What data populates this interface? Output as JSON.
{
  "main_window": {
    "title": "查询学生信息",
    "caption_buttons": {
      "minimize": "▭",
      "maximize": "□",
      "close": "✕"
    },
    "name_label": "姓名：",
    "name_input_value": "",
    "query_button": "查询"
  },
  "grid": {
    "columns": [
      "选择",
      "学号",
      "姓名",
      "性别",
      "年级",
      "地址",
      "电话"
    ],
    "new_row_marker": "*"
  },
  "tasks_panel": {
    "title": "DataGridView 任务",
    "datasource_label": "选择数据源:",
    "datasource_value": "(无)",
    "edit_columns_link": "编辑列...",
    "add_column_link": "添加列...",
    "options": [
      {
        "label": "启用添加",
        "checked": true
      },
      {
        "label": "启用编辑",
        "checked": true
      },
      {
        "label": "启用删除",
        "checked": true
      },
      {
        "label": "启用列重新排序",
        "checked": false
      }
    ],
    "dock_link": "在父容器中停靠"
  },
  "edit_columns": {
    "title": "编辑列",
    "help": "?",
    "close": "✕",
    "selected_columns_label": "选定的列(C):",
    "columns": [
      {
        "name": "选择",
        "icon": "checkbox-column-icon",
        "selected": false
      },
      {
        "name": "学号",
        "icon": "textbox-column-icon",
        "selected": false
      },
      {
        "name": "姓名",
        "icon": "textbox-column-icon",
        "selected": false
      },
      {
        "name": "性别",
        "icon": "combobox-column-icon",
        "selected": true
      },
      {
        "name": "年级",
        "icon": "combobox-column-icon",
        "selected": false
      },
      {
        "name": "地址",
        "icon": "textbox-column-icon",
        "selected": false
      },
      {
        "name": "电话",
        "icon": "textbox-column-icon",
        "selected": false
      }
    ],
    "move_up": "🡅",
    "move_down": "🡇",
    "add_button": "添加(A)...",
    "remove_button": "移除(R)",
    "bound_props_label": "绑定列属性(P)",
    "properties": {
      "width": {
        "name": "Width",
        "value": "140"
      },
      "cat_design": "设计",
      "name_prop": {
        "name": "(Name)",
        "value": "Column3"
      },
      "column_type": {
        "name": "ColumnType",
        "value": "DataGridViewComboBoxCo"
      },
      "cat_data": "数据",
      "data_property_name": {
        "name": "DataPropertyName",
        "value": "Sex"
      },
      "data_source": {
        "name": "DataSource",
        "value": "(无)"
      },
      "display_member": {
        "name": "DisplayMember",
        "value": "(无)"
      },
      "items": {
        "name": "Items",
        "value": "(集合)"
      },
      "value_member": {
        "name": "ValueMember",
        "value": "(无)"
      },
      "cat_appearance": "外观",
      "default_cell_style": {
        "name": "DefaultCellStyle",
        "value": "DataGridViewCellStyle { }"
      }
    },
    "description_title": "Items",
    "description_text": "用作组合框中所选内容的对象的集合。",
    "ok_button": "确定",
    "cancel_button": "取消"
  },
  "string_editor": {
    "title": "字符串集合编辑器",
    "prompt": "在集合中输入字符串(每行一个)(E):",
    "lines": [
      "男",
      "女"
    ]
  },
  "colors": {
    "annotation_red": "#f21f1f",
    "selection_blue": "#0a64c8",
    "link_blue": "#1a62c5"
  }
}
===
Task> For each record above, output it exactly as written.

Answer to the exercise>
What data populates this interface? Output as JSON.
{
  "main_window": {
    "title": "查询学生信息",
    "caption_buttons": {
      "minimize": "▭",
      "maximize": "□",
      "close": "✕"
    },
    "name_label": "姓名：",
    "name_input_value": "",
    "query_button": "查询"
  },
  "grid": {
    "columns": [
      "选择",
      "学号",
      "姓名",
      "性别",
      "年级",
      "地址",
      "电话"
    ],
    "new_row_marker": "*"
  },
  "tasks_panel": {
    "title": "DataGridView 任务",
    "datasource_label": "选择数据源:",
    "datasource_value": "(无)",
    "edit_columns_link": "编辑列...",
    "add_column_link": "添加列...",
    "options": [
      {
        "label": "启用添加",
        "checked": true
      },
      {
        "label": "启用编辑",
        "checked": true
      },
      {
        "label": "启用删除",
        "checked": true
      },
      {
        "label": "启用列重新排序",
        "checked": false
      }
    ],
    "dock_link": "在父容器中停靠"
  },
  "edit_columns": {
    "title": "编辑列",
    "help": "?",
    "close": "✕",
    "selected_columns_label": "选定的列(C):",
    "columns": [
      {
        "name": "选择",
        "icon": "checkbox-column-icon",
        "selected": false
      },
      {
        "name": "学号",
        "icon": "textbox-column-icon",
        "selected": false
      },
      {
        "name": "姓名",
        "icon": "textbox-column-icon",
        "selected": false
      },
      {
        "name": "性别",
        "icon": "combobox-column-icon",
        "selected": true
      },
      {
        "name": "年级",
        "icon": "combobox-column-icon",
        "selected": false
      },
      {
        "name": "地址",
        "icon": "textbox-column-icon",
        "selected": false
      },
      {
        "name": "电话",
        "icon": "textbox-column-icon",
        "selected": false
      }
    ],
    "move_up": "🡅",
    "move_down": "🡇",
    "add_button": "添加(A)...",
    "remove_button": "移除(R)",
    "bound_props_label": "绑定列属性(P)",
    "properties": {
      "width": {
        "name": "Width",
        "value": "140"
      },
      "cat_design": "设计",
      "name_prop": {
        "name": "(Name)",
        "value": "Column3"
      },
      "column_type": {
        "name": "ColumnType",
        "value": "DataGridViewComboBoxCo"
      },
      "cat_data": "数据",
      "data_property_name": {
        "name": "DataPropertyName",
        "value": "Sex"
      },
      "data_source": {
        "name": "DataSource",
        "value": "(无)"
      },
      "display_member": {
        "name": "DisplayMember",
        "value": "(无)"
      },
      "items": {
        "name": "Items",
        "value": "(集合)"
      },
      "value_member": {
        "name": "ValueMember",
        "value": "(无)"
      },
      "cat_appearance": "外观",
      "default_cell_style": {
        "name": "DefaultCellStyle",
        "value": "DataGridViewCellStyle { }"
      }
    },
    "description_title": "Items",
    "description_text": "用作组合框中所选内容的对象的集合。",
    "ok_button": "确定",
    "cancel_button": "取消"
  },
  "string_editor": {
    "title": "字符串集合编辑器",
    "prompt": "在集合中输入字符串(每行一个)(E):",
    "lines": [
      "男",
      "女"
    ]
  },
  "colors": {
    "annotation_red": "#f21f1f",
    "selection_blue": "#0a64c8",
    "link_blue": "#1a62c5"
  }
}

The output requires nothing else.